::: Records for processing :::
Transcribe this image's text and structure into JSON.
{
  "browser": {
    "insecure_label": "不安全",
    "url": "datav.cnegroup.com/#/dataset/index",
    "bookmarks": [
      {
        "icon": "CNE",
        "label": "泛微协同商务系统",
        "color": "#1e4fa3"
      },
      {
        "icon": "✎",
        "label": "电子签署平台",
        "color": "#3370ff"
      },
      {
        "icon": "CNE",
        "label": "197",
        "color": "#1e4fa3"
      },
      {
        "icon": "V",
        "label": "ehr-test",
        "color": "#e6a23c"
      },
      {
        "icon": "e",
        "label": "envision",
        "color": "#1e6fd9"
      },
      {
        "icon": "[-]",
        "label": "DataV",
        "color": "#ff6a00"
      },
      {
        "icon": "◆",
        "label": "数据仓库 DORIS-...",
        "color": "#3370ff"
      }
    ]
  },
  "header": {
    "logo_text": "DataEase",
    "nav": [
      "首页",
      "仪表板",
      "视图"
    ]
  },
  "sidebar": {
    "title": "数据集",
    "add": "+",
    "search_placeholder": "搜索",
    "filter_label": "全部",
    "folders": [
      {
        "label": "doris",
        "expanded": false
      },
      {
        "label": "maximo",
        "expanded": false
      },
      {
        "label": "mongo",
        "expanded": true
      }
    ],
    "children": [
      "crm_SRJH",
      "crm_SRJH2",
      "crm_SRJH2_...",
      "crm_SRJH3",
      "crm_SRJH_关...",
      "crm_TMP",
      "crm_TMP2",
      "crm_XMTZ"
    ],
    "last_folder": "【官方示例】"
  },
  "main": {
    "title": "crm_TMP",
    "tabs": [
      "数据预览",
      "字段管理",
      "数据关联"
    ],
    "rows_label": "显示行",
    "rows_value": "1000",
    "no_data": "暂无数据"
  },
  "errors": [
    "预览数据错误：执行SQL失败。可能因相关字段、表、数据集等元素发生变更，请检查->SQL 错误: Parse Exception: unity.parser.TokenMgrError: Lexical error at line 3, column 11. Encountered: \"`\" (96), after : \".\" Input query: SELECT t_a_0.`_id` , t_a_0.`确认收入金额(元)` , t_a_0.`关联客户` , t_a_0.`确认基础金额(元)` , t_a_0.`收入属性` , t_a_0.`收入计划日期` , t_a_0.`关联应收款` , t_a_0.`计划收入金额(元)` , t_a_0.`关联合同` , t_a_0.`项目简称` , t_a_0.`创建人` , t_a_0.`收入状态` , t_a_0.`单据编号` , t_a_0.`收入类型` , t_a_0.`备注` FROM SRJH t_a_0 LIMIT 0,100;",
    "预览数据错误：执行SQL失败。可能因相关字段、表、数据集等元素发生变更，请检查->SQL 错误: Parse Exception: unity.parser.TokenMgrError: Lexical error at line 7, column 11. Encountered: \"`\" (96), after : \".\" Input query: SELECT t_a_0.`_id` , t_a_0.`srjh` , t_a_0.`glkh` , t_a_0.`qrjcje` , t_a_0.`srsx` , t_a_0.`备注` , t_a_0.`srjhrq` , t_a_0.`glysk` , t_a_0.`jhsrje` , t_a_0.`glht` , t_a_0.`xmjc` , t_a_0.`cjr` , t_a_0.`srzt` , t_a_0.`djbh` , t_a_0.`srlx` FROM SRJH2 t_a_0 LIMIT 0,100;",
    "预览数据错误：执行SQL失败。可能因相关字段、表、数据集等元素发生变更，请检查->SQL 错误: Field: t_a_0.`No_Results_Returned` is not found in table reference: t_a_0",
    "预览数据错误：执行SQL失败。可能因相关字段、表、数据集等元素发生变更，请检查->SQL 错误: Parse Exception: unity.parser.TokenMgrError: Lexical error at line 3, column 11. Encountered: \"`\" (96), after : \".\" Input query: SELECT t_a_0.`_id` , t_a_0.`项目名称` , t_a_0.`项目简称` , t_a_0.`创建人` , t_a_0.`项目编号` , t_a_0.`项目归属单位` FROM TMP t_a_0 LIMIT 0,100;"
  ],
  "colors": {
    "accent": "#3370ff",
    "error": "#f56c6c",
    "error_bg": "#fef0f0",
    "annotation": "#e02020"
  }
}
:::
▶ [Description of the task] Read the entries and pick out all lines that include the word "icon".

▶ [Exercise output]
        "icon": "CNE",
        "icon": "✎",
        "icon": "CNE",
        "icon": "V",
        "icon": "e",
        "icon": "[-]",
        "icon": "◆",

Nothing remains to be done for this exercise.